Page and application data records
__________________________________________________

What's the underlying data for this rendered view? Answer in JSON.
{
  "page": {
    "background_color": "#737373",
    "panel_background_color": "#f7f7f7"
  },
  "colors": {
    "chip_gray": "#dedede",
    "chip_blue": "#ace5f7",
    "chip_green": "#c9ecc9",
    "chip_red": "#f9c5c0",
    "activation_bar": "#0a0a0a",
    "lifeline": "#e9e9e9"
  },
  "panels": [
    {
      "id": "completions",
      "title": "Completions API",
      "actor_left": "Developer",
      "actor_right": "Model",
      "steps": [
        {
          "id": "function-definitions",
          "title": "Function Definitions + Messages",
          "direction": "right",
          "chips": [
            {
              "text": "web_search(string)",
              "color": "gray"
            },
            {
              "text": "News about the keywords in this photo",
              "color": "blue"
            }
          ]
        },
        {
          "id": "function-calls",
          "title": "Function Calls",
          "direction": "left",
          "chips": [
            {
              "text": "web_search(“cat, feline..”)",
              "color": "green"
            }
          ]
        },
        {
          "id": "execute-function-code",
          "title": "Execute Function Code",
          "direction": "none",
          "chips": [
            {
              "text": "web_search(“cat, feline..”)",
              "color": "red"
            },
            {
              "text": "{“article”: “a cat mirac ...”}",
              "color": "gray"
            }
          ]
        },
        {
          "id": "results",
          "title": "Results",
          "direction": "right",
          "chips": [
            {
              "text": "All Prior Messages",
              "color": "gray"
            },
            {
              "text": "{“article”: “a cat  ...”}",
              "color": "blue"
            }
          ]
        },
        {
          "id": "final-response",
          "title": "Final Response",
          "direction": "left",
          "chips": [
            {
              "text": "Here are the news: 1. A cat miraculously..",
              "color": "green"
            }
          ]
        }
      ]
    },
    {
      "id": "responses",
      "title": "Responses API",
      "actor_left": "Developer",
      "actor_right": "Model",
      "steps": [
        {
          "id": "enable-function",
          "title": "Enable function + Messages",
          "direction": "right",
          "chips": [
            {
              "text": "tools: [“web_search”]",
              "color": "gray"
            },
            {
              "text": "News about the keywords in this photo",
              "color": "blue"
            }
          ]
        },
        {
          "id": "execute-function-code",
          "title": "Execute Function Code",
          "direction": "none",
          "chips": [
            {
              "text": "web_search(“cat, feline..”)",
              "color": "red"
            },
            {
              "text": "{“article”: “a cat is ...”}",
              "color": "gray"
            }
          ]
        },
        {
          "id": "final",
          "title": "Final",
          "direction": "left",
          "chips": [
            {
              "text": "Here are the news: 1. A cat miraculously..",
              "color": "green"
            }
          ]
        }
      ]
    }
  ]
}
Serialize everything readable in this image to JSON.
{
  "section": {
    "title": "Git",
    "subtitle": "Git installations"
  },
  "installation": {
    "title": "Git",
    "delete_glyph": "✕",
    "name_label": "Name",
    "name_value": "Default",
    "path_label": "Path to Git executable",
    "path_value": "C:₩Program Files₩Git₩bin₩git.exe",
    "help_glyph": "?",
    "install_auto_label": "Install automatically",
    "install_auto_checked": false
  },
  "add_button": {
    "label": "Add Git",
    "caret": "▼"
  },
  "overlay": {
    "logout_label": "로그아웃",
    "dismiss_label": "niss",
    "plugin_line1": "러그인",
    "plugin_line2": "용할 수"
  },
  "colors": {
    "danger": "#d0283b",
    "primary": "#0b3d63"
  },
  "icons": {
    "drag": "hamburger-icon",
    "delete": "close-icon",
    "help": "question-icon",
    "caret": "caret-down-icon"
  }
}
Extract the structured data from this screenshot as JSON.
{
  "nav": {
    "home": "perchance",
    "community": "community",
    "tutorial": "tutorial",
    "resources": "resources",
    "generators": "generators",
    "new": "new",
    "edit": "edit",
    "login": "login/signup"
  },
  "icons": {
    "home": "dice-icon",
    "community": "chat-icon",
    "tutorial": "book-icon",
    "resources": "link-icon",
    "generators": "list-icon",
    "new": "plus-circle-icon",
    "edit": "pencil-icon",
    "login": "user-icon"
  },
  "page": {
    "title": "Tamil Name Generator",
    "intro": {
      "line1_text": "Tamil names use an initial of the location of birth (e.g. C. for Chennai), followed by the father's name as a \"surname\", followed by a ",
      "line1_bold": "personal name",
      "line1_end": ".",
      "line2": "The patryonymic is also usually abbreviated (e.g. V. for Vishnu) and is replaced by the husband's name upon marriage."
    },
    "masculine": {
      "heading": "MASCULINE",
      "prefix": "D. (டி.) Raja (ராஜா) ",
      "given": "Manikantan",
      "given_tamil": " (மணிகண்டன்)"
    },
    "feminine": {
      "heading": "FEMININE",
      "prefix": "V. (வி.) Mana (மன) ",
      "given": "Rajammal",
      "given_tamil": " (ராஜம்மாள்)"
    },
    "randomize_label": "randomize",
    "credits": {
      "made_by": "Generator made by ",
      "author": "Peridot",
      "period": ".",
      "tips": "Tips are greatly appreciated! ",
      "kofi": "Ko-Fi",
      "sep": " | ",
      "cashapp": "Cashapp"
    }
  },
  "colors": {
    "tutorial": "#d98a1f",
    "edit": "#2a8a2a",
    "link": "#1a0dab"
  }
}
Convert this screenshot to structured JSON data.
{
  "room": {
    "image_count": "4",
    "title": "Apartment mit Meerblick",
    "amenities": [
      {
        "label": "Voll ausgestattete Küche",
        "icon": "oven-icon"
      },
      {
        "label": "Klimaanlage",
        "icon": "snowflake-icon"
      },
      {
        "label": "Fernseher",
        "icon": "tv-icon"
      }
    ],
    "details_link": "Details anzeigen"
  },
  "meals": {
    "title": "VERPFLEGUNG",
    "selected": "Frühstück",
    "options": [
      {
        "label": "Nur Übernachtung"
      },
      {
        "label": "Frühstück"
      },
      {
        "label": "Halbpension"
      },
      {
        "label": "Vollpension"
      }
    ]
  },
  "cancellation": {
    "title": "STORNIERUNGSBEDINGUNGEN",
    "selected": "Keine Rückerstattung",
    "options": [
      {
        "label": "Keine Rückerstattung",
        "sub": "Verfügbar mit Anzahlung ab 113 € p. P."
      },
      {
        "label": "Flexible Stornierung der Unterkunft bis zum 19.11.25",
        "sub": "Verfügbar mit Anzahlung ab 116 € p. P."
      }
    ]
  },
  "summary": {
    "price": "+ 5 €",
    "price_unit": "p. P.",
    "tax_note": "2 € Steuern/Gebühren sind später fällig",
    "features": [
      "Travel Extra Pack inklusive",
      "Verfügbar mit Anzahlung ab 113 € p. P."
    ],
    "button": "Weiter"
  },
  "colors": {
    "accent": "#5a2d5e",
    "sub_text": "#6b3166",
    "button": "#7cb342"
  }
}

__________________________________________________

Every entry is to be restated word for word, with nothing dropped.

* _OUTPUT OF THE EXERCISE_
What's the underlying data for this rendered view? Answer in JSON.
{
  "page": {
    "background_color": "#737373",
    "panel_background_color": "#f7f7f7"
  },
  "colors": {
    "chip_gray": "#dedede",
    "chip_blue": "#ace5f7",
    "chip_green": "#c9ecc9",
    "chip_red": "#f9c5c0",
    "activation_bar": "#0a0a0a",
    "lifeline": "#e9e9e9"
  },
  "panels": [
    {
      "id": "completions",
      "title": "Completions API",
      "actor_left": "Developer",
      "actor_right": "Model",
      "steps": [
        {
          "id": "function-definitions",
          "title": "Function Definitions + Messages",
          "direction": "right",
          "chips": [
            {
              "text": "web_search(string)",
              "color": "gray"
            },
            {
              "text": "News about the keywords in this photo",
              "color": "blue"
            }
          ]
        },
        {
          "id": "function-calls",
          "title": "Function Calls",
          "direction": "left",
          "chips": [
            {
              "text": "web_search(“cat, feline..”)",
              "color": "green"
            }
          ]
        },
        {
          "id": "execute-function-code",
          "title": "Execute Function Code",
          "direction": "none",
          "chips": [
            {
              "text": "web_search(“cat, feline..”)",
              "color": "red"
            },
            {
              "text": "{“article”: “a cat mirac ...”}",
              "color": "gray"
            }
          ]
        },
        {
          "id": "results",
          "title": "Results",
          "direction": "right",
          "chips": [
            {
              "text": "All Prior Messages",
              "color": "gray"
            },
            {
              "text": "{“article”: “a cat  ...”}",
              "color": "blue"
            }
          ]
        },
        {
          "id": "final-response",
          "title": "Final Response",
          "direction": "left",
          "chips": [
            {
              "text": "Here are the news: 1. A cat miraculously..",
              "color": "green"
            }
          ]
        }
      ]
    },
    {
      "id": "responses",
      "title": "Responses API",
      "actor_left": "Developer",
      "actor_right": "Model",
      "steps": [
        {
          "id": "enable-function",
          "title": "Enable function + Messages",
          "direction": "right",
          "chips": [
            {
              "text": "tools: [“web_search”]",
              "color": "gray"
            },
            {
              "text": "News about the keywords in this photo",
              "color": "blue"
            }
          ]
        },
        {
          "id": "execute-function-code",
          "title": "Execute Function Code",
          "direction": "none",
          "chips": [
            {
              "text": "web_search(“cat, feline..”)",
              "color": "red"
            },
            {
              "text": "{“article”: “a cat is ...”}",
              "color": "gray"
            }
          ]
        },
        {
          "id": "final",
          "title": "Final",
          "direction": "left",
          "chips": [
            {
              "text": "Here are the news: 1. A cat miraculously..",
              "color": "green"
            }
          ]
        }
      ]
    }
  ]
}
Serialize everything readable in this image to JSON.
{
  "section": {
    "title": "Git",
    "subtitle": "Git installations"
  },
  "installation": {
    "title": "Git",
    "delete_glyph": "✕",
    "name_label": "Name",
    "name_value": "Default",
    "path_label": "Path to Git executable",
    "path_value": "C:₩Program Files₩Git₩bin₩git.exe",
    "help_glyph": "?",
    "install_auto_label": "Install automatically",
    "install_auto_checked": false
  },
  "add_button": {
    "label": "Add Git",
    "caret": "▼"
  },
  "overlay": {
    "logout_label": "로그아웃",
    "dismiss_label": "niss",
    "plugin_line1": "러그인",
    "plugin_line2": "용할 수"
  },
  "colors": {
    "danger": "#d0283b",
    "primary": "#0b3d63"
  },
  "icons": {
    "drag": "hamburger-icon",
    "delete": "close-icon",
    "help": "question-icon",
    "caret": "caret-down-icon"
  }
}
Extract the structured data from this screenshot as JSON.
{
  "nav": {
    "home": "perchance",
    "community": "community",
    "tutorial": "tutorial",
    "resources": "resources",
    "generators": "generators",
    "new": "new",
    "edit": "edit",
    "login": "login/signup"
  },
  "icons": {
    "home": "dice-icon",
    "community": "chat-icon",
    "tutorial": "book-icon",
    "resources": "link-icon",
    "generators": "list-icon",
    "new": "plus-circle-icon",
    "edit": "pencil-icon",
    "login": "user-icon"
  },
  "page": {
    "title": "Tamil Name Generator",
    "intro": {
      "line1_text": "Tamil names use an initial of the location of birth (e.g. C. for Chennai), followed by the father's name as a \"surname\", followed by a ",
      "line1_bold": "personal name",
      "line1_end": ".",
      "line2": "The patryonymic is also usually abbreviated (e.g. V. for Vishnu) and is replaced by the husband's name upon marriage."
    },
    "masculine": {
      "heading": "MASCULINE",
      "prefix": "D. (டி.) Raja (ராஜா) ",
      "given": "Manikantan",
      "given_tamil": " (மணிகண்டன்)"
    },
    "feminine": {
      "heading": "FEMININE",
      "prefix": "V. (வி.) Mana (மன) ",
      "given": "Rajammal",
      "given_tamil": " (ராஜம்மாள்)"
    },
    "randomize_label": "randomize",
    "credits": {
      "made_by": "Generator made by ",
      "author": "Peridot",
      "period": ".",
      "tips": "Tips are greatly appreciated! ",
      "kofi": "Ko-Fi",
      "sep": " | ",
      "cashapp": "Cashapp"
    }
  },
  "colors": {
    "tutorial": "#d98a1f",
    "edit": "#2a8a2a",
    "link": "#1a0dab"
  }
}
Convert this screenshot to structured JSON data.
{
  "room": {
    "image_count": "4",
    "title": "Apartment mit Meerblick",
    "amenities": [
      {
        "label": "Voll ausgestattete Küche",
        "icon": "oven-icon"
      },
      {
        "label": "Klimaanlage",
        "icon": "snowflake-icon"
      },
      {
        "label": "Fernseher",
        "icon": "tv-icon"
      }
    ],
    "details_link": "Details anzeigen"
  },
  "meals": {
    "title": "VERPFLEGUNG",
    "selected": "Frühstück",
    "options": [
      {
        "label": "Nur Übernachtung"
      },
      {
        "label": "Frühstück"
      },
      {
        "label": "Halbpension"
      },
      {
        "label": "Vollpension"
      }
    ]
  },
  "cancellation": {
    "title": "STORNIERUNGSBEDINGUNGEN",
    "selected": "Keine Rückerstattung",
    "options": [
      {
        "label": "Keine Rückerstattung",
        "sub": "Verfügbar mit Anzahlung ab 113 € p. P."
      },
      {
        "label": "Flexible Stornierung der Unterkunft bis zum 19.11.25",
        "sub": "Verfügbar mit Anzahlung ab 116 € p. P."
      }
    ]
  },
  "summary": {
    "price": "+ 5 €",
    "price_unit": "p. P.",
    "tax_note": "2 € Steuern/Gebühren sind später fällig",
    "features": [
      "Travel Extra Pack inklusive",
      "Verfügbar mit Anzahlung ab 113 € p. P."
    ],
    "button": "Weiter"
  },
  "colors": {
    "accent": "#5a2d5e",
    "sub_text": "#6b3166",
    "button": "#7cb342"
  }
}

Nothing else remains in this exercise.